What to work on:
When a line of the records contains "JSON", copy it.

Task material:
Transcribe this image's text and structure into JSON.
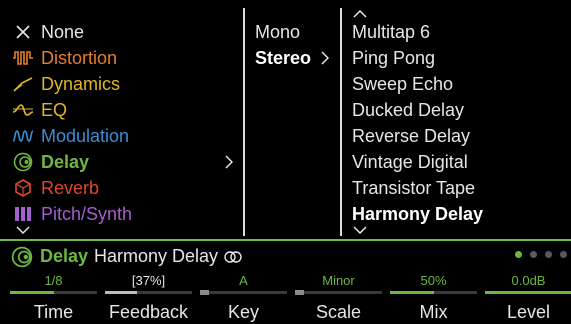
{
  "categories": [
    {
      "label": "None",
      "icon": "close-icon",
      "color": "#e6e6e6"
    },
    {
      "label": "Distortion",
      "icon": "distortion-waveform-icon",
      "color": "#e87d2c"
    },
    {
      "label": "Dynamics",
      "icon": "dynamics-icon",
      "color": "#e0b52b"
    },
    {
      "label": "EQ",
      "icon": "eq-icon",
      "color": "#e0b52b"
    },
    {
      "label": "Modulation",
      "icon": "modulation-icon",
      "color": "#3a8ed8"
    },
    {
      "label": "Delay",
      "icon": "delay-icon",
      "color": "#6cb842",
      "selected": true
    },
    {
      "label": "Reverb",
      "icon": "reverb-icon",
      "color": "#e0462c"
    },
    {
      "label": "Pitch/Synth",
      "icon": "pitch-synth-icon",
      "color": "#a45fd0"
    }
  ],
  "modes": [
    {
      "label": "Mono"
    },
    {
      "label": "Stereo",
      "selected": true
    }
  ],
  "models": [
    {
      "label": "Multitap 6"
    },
    {
      "label": "Ping Pong"
    },
    {
      "label": "Sweep Echo"
    },
    {
      "label": "Ducked Delay"
    },
    {
      "label": "Reverse Delay"
    },
    {
      "label": "Vintage Digital"
    },
    {
      "label": "Transistor Tape"
    },
    {
      "label": "Harmony Delay",
      "selected": true
    }
  ],
  "status": {
    "category": "Delay",
    "model": "Harmony Delay",
    "icon": "delay-icon",
    "link_icon": "stereo-link-icon",
    "page_count": 4,
    "current_page": 1
  },
  "params": [
    {
      "label": "Time",
      "value": "1/8",
      "level": 0.5
    },
    {
      "label": "Feedback",
      "value": "[37%]",
      "level": 0.37
    },
    {
      "label": "Key",
      "value": "A",
      "level": 0.0
    },
    {
      "label": "Scale",
      "value": "Minor",
      "level": 0.0
    },
    {
      "label": "Mix",
      "value": "50%",
      "level": 0.5
    },
    {
      "label": "Level",
      "value": "0.0dB",
      "level": 1.0
    }
  ],
  "colors": {
    "accent": "#6cb842",
    "divider": "#dcdcdc",
    "bar_track": "#3a3a3a"
  }
}
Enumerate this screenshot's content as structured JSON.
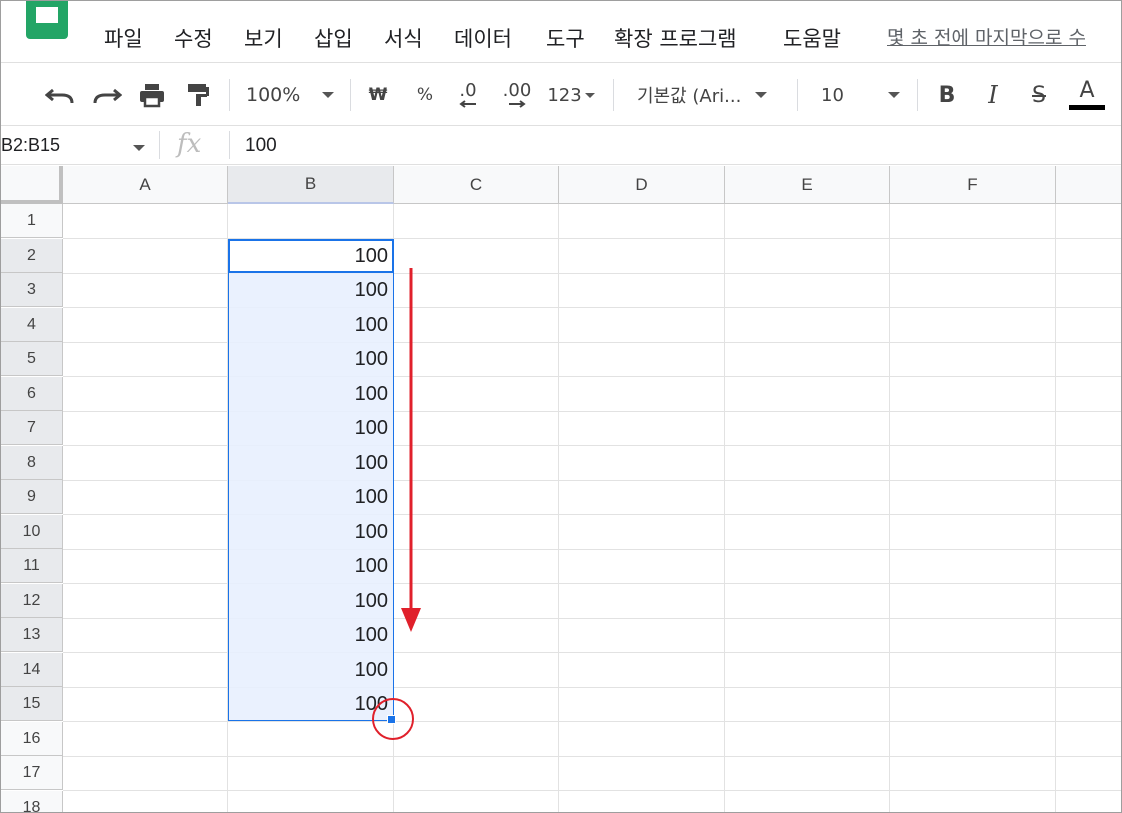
{
  "menu": {
    "items": [
      "파일",
      "수정",
      "보기",
      "삽입",
      "서식",
      "데이터",
      "도구",
      "확장 프로그램",
      "도움말"
    ],
    "last_edit": "몇 초 전에 마지막으로 수"
  },
  "toolbar": {
    "zoom": "100%",
    "currency": "₩",
    "percent": "%",
    "decrease_decimal": ".0",
    "increase_decimal": ".00",
    "more_formats": "123",
    "font": "기본값 (Ari...",
    "font_size": "10",
    "bold": "B",
    "italic": "I",
    "strikethrough": "S",
    "text_color": "A"
  },
  "formula_bar": {
    "name_box": "B2:B15",
    "fx": "fx",
    "value": "100"
  },
  "sheet": {
    "columns": [
      "A",
      "B",
      "C",
      "D",
      "E",
      "F"
    ],
    "rows": [
      "1",
      "2",
      "3",
      "4",
      "5",
      "6",
      "7",
      "8",
      "9",
      "10",
      "11",
      "12",
      "13",
      "14",
      "15",
      "16",
      "17",
      "18"
    ],
    "column_b_values": [
      "100",
      "100",
      "100",
      "100",
      "100",
      "100",
      "100",
      "100",
      "100",
      "100",
      "100",
      "100",
      "100",
      "100"
    ],
    "selection": "B2:B15"
  },
  "colors": {
    "accent": "#1a73e8",
    "annotation_red": "#e0202b",
    "logo_green": "#23a566"
  },
  "icons": [
    "sheets-logo-icon",
    "undo-icon",
    "redo-icon",
    "print-icon",
    "paint-format-icon",
    "chevron-down-icon",
    "fill-handle-icon",
    "drag-arrow-icon"
  ]
}
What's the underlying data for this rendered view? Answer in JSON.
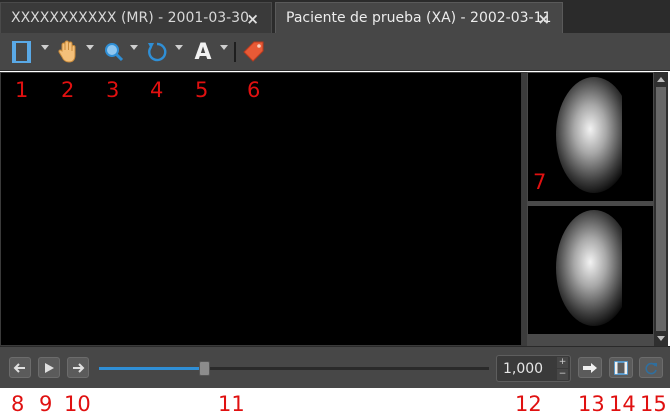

Answer box:
Transcribe this image's text and structure into JSON.
Enumerate this screenshot's content as structured JSON.
What's the underlying data for this rendered view? Answer in JSON.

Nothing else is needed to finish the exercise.